NOGALES, Ariz. (KGUN) — As the sun rises at the border, you see dozens of children and teenagers with their backpacks on ready to make their way from Mexico to Arizona for school.
"Nosotros vivemos en Mexico. Todos los dias cruzamos de Mexcio a estados unidos." Vanessa Castro tells Kgun 9 she lives in Mexico and crosses every day to bring her two daughters to the Lourdes Catholic School.
She said sometimes during the car ride into Arizona the girls are still getting ready. "Los niños son de aca. Entonces, pues, quiero que de chiciqutos aprenden Engles." Castro said while she is not a U.S. citizen, her kids are and she wants to make sure they learn English.
"We basically you know monitor the students. If a student needs help. We provide extra help," said Sandra Contreras, the middle school and high school principal at Lourdes Catholic School.
"Those that are completely Mexican, both parents and students, we provide them with a visa, student visa," Contreras said.In other cases, the students are U.S. citizens but at least one parent is not. "They don't need to have a USA address," Contreras said.

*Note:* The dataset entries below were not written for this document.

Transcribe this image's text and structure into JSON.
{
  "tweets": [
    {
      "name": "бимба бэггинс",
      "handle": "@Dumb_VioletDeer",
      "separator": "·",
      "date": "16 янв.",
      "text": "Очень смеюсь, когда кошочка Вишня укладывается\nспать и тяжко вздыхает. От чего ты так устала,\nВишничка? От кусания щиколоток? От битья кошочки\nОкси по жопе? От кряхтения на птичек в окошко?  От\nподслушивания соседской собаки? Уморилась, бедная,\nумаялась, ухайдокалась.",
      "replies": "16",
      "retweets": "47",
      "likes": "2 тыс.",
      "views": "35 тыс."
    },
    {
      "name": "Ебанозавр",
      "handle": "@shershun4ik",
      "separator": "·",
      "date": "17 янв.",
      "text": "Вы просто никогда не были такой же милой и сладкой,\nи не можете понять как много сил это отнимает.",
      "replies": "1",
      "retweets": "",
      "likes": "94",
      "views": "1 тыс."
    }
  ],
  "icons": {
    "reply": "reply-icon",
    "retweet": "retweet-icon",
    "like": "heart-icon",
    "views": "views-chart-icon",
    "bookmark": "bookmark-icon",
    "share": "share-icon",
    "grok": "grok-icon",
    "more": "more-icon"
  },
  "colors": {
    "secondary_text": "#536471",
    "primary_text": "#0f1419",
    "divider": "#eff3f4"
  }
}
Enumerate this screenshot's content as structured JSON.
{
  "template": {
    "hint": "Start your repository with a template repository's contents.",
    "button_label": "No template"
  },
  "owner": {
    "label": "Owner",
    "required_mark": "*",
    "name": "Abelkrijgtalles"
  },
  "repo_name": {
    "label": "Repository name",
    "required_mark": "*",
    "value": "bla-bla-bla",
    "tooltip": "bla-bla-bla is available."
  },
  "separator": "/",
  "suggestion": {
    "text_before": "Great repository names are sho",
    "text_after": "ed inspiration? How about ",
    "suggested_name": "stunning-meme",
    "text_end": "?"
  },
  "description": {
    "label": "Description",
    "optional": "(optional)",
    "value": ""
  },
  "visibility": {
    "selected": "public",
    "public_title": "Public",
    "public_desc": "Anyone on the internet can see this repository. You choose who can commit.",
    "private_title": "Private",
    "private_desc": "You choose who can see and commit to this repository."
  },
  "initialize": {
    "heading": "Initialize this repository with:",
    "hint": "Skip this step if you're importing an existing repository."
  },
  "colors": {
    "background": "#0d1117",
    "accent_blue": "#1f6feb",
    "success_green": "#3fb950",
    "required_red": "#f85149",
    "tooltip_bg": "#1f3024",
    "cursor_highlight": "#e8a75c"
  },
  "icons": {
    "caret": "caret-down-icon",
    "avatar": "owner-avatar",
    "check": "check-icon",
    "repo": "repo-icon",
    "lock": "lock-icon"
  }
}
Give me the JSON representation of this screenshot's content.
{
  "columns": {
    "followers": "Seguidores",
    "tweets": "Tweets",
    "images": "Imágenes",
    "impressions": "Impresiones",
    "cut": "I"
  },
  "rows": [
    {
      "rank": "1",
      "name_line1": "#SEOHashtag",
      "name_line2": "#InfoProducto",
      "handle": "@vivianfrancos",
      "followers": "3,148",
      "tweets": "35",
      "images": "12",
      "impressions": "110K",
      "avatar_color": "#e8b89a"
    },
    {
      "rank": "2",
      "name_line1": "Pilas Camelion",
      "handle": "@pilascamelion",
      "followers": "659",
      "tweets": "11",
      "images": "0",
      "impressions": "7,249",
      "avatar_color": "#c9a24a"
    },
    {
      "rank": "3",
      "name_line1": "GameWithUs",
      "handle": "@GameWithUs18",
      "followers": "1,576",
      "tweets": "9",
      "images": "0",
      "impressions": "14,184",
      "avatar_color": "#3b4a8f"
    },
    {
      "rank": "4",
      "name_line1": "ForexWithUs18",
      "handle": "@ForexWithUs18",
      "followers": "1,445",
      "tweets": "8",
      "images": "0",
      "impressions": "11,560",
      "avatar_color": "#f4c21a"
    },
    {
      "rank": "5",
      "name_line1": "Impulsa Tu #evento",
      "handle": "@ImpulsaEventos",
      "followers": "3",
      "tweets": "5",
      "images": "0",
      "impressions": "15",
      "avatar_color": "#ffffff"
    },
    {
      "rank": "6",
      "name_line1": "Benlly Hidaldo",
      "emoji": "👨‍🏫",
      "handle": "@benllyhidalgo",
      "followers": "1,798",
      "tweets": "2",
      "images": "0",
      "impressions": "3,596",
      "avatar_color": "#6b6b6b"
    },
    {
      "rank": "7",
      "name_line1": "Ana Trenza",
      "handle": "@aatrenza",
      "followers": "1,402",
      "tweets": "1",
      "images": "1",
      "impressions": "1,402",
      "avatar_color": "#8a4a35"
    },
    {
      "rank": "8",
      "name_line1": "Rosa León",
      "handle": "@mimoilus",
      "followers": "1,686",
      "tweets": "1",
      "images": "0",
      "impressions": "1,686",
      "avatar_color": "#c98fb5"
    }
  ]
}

For public schools in Nogales it's a different story. "Usually, they do visit go back and forth. They have grandparents. They have family over there but overall, the district just requires them to prove proof of residency within the district," said Nogales Unified School District superintendent Fernando Parra.
He said students that live in Mexico can attend a public school but they must pay tuition of about $760 a month.
"There's 10 that are attending right now that are U.S. citizens and one Mexican citizen. 11 total for this year," said Parra. But there is a limit for Mexican citizens.
"The Mexican citizens only have a year to be able to do that and U.S. citizens residing in Mexico can continue to do that as long as they enroll in school and pay tuition," said Parra.
At Lourdes Catholic School, Contreras said they have about 60 families that cross the border to attend classes. "The classes are small. Teachers have more opportunity to help depending on their cases," said Contreras.
We caught up with some fifth grader that make the early morning journey to school. "After I eat I go to the line and cross," said Fernanda Gamino. Some of the girls wake up as early as 3 in the morning.
"Right now, I speak more English than Spanish," said Ana Sofia Flores. A big difference for the students that went to school in Mexico before coming here. "In Mexico they do not teach too much English. Only three minutes of English," said Sofia Espina-Gil.
Contreras knows their story well because she used to be in their shoes. "I know what its like to cross the border ,get up early and stay in line," said Contreras. All to come get an education right here at the same school she's now a principal at.
"We didn't think of it in a like, ugh, here we go. We have to go stand in line. It's just a normal, you know, life. That's what you do living in a border," said Contreras.
That's exactly what many families like Castro's continue to do. "Para que ellas pueden ver que si puede. Donde estan, si puede." Castro said it's so the girls know it's possible. "Anyone can get where they want to be and accomplish their goals," said Contreras.
And the students sure do have plenty of goals. "I would like to be a teacher, a chef," said Flores.
Contreras and her staff are working to make sure these little scholars never stop dreaming no matter where they come from "My main goal is to empower kids to live their life to the fullest," said Contreras.